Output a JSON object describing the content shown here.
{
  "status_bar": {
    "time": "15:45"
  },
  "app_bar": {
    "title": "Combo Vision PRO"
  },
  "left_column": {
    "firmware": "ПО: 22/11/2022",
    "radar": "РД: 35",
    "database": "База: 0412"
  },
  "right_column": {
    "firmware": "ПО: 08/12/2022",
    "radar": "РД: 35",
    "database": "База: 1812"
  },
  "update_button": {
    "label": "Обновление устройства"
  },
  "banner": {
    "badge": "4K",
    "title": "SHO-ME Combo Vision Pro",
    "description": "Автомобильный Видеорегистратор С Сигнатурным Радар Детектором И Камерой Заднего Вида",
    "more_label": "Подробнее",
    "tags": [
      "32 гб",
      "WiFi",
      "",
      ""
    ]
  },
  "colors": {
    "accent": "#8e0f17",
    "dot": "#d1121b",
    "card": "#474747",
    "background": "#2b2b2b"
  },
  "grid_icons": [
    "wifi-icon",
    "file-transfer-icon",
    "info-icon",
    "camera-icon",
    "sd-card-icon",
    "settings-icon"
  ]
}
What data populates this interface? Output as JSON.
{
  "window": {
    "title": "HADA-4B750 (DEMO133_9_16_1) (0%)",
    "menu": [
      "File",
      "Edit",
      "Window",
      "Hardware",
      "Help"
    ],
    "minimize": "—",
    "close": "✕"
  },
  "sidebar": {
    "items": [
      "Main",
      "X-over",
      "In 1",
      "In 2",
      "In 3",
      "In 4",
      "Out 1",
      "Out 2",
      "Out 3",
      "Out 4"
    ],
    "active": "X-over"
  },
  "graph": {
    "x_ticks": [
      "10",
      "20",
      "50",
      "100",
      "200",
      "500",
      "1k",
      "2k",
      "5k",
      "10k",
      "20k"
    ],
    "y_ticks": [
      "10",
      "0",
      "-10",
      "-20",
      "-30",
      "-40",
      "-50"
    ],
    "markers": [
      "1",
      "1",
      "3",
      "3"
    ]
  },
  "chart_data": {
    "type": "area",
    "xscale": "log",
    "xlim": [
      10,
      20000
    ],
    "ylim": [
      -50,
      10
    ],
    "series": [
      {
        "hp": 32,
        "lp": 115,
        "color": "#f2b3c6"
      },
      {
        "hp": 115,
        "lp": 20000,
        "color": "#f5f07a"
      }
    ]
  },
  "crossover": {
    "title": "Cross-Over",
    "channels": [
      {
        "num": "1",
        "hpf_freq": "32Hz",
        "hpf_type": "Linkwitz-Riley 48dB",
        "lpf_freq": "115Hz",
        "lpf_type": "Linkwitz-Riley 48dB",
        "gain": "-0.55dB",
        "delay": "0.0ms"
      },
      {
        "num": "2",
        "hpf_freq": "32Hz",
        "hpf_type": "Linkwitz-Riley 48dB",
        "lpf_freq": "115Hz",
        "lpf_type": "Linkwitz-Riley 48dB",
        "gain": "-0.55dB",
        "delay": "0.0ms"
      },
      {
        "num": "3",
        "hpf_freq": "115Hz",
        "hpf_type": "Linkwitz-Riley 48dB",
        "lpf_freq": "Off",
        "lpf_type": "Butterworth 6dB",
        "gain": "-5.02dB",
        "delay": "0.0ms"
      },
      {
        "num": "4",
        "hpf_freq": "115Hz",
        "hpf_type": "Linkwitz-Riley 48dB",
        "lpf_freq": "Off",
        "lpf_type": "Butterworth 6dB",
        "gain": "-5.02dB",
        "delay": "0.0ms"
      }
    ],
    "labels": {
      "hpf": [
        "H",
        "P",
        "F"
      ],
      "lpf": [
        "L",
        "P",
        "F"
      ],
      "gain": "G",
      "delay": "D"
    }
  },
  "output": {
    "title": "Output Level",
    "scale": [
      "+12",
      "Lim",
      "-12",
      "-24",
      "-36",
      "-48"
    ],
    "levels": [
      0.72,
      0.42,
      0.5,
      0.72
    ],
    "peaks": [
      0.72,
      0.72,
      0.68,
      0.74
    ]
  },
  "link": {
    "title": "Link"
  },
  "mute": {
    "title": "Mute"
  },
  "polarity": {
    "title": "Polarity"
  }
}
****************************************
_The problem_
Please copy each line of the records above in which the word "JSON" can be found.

_Response_
Output a JSON object describing the content shown here.
What data populates this interface? Output as JSON.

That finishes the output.